If your heart is broken, a song is a good place to grieve. If you want someone to fall in love with you, a song can be the place to take them in.
I believe that all songs – the happy ones, the sad ones, the lullabies, the protest tunes, each social commentary and every funeral dirge – all of them are love songs, just as every poem is a love poem, simply by virtue of being written.
Because making up a song, about anything, is a positive, loving act.
Songwriting works to take energy away from the spiral you get into as a fully living person who has formed a feeling about something following an emotion, and puts it into the construction of something of meaning.
I build my songs from every person I’ve ever loved (and every relationship I have mourned). Songwriting helps me to live through my moments with them, and then it helps me remember, if I want to.
Somedays, I really, really want to, because the times and places we were together, the things we meant and said to one another … they aren’t just moments I can leave behind me.
Making up a song about those moments allows me to bring people back after they’re gone. They come around again, just in another form.
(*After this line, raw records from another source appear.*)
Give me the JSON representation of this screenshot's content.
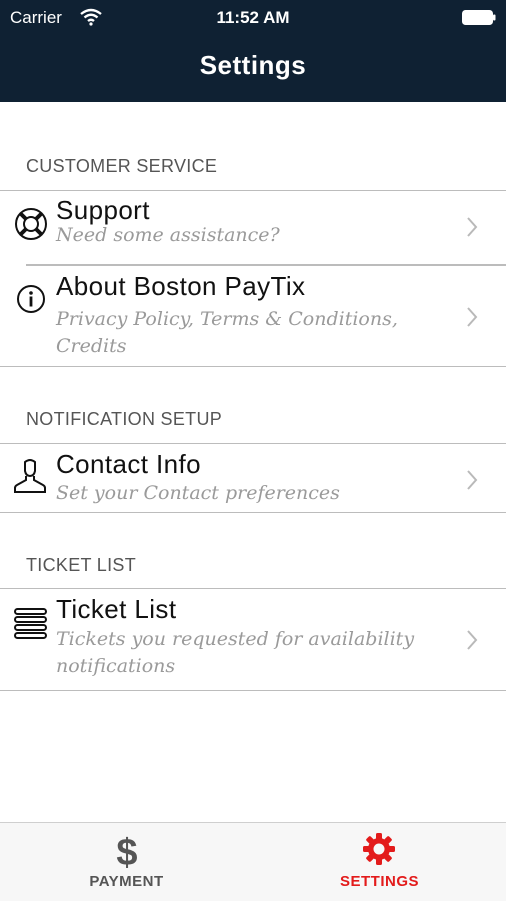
{
  "status_bar": {
    "carrier": "Carrier",
    "time": "11:52 AM"
  },
  "header": {
    "title": "Settings"
  },
  "sections": [
    {
      "title": "CUSTOMER SERVICE",
      "items": [
        {
          "title": "Support",
          "subtitle": "Need some assistance?",
          "icon": "lifebuoy-icon"
        },
        {
          "title": "About Boston PayTix",
          "subtitle": "Privacy Policy, Terms & Conditions, Credits",
          "icon": "info-icon"
        }
      ]
    },
    {
      "title": "NOTIFICATION SETUP",
      "items": [
        {
          "title": "Contact Info",
          "subtitle": "Set your Contact preferences",
          "icon": "user-icon"
        }
      ]
    },
    {
      "title": "TICKET LIST",
      "items": [
        {
          "title": "Ticket List",
          "subtitle": "Tickets you requested for availability notifications",
          "icon": "list-icon"
        }
      ]
    }
  ],
  "tabbar": {
    "tabs": [
      {
        "label": "PAYMENT",
        "icon": "dollar-icon",
        "color": "#555555"
      },
      {
        "label": "SETTINGS",
        "icon": "gear-icon",
        "color": "#e31b1b",
        "active": true
      }
    ]
  },
  "colors": {
    "header_bg": "#0f2133",
    "accent": "#e31b1b"
  }
}
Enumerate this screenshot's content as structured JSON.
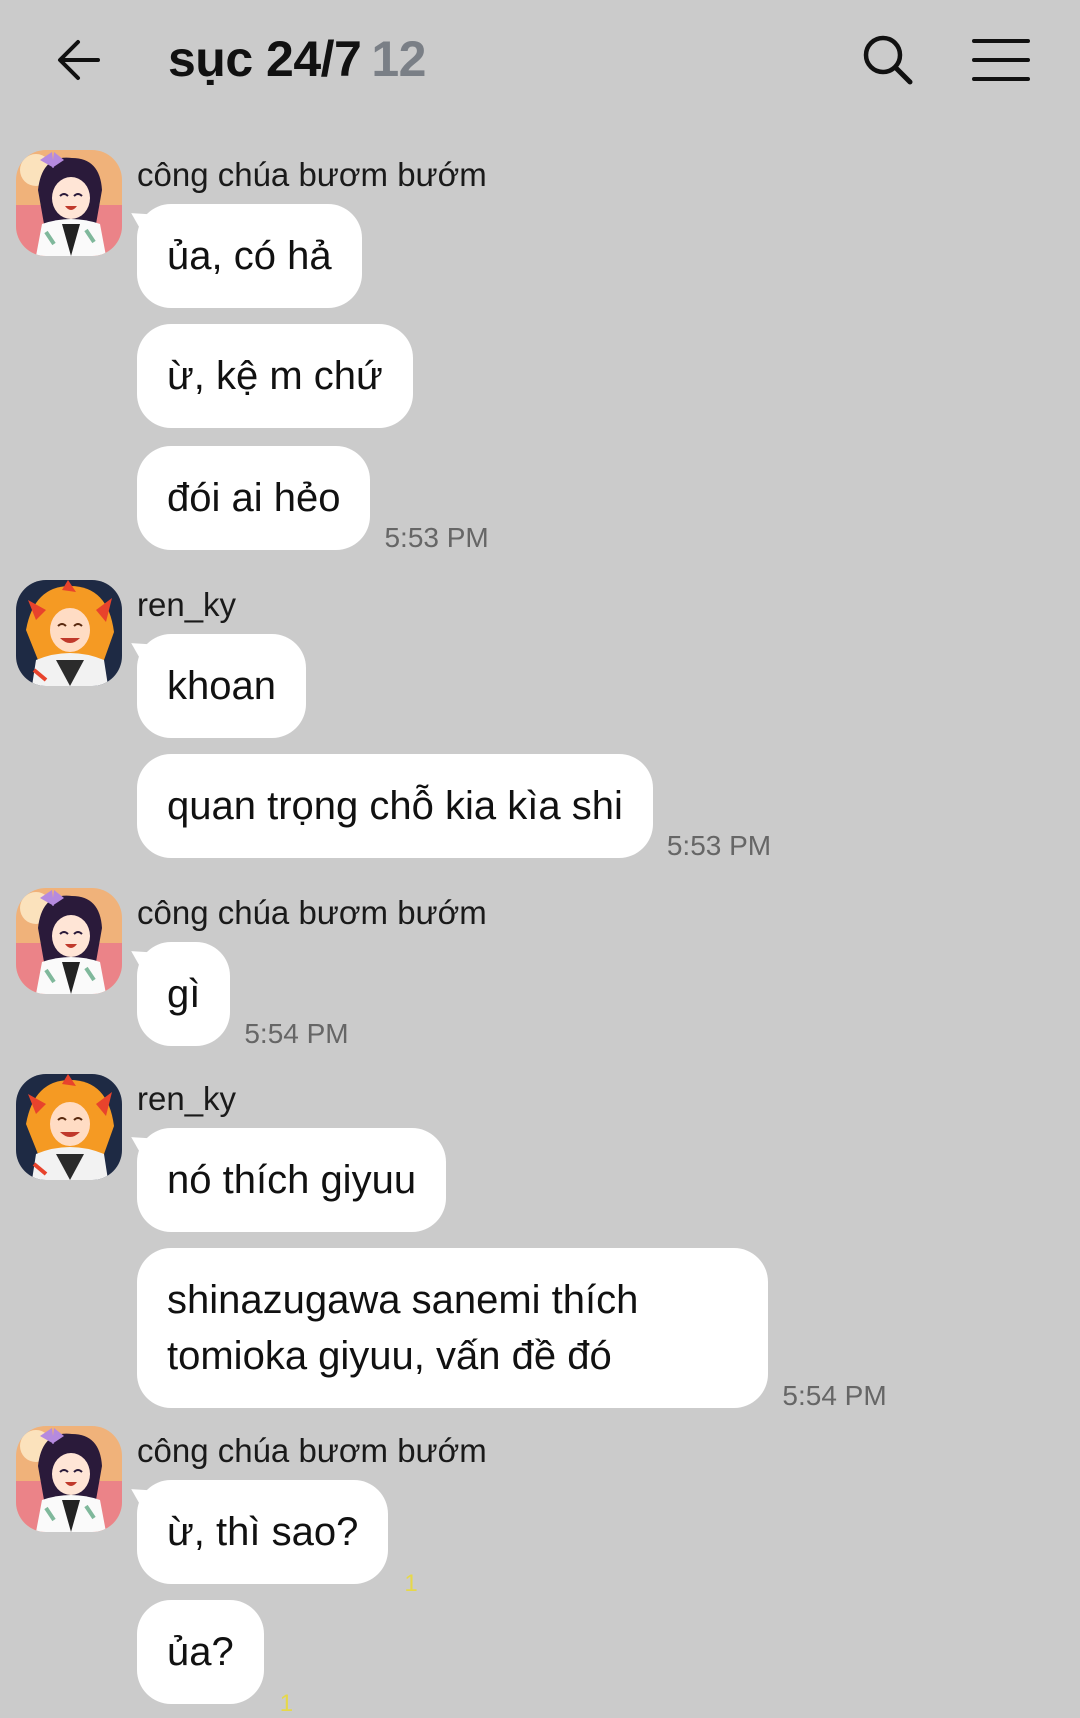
{
  "header": {
    "title": "sục 24/7",
    "member_count": "12"
  },
  "colors": {
    "background": "#cbcbcb",
    "bubble": "#ffffff",
    "unread": "#e6d84a"
  },
  "messages": [
    {
      "sender": "công chúa bươm bướm",
      "avatar": "shinobu-avatar",
      "lines": [
        "ủa, có hả",
        "ừ, kệ m chứ",
        "đói ai hẻo"
      ],
      "time": "5:53 PM"
    },
    {
      "sender": "ren_ky",
      "avatar": "rengoku-avatar",
      "lines": [
        "khoan",
        "quan trọng chỗ kia kìa shi"
      ],
      "time": "5:53 PM"
    },
    {
      "sender": "công chúa bươm bướm",
      "avatar": "shinobu-avatar",
      "lines": [
        "gì"
      ],
      "time": "5:54 PM"
    },
    {
      "sender": "ren_ky",
      "avatar": "rengoku-avatar",
      "lines": [
        "nó thích giyuu",
        "shinazugawa sanemi thích",
        "tomioka giyuu, vấn đề đó"
      ],
      "time": "5:54 PM"
    },
    {
      "sender": "công chúa bươm bướm",
      "avatar": "shinobu-avatar",
      "lines": [
        "ừ, thì sao?",
        "ủa?"
      ],
      "unread": [
        "1",
        "1"
      ]
    }
  ]
}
Even after a thousand years from now, when I’m just a singing hologram, they will always come around again.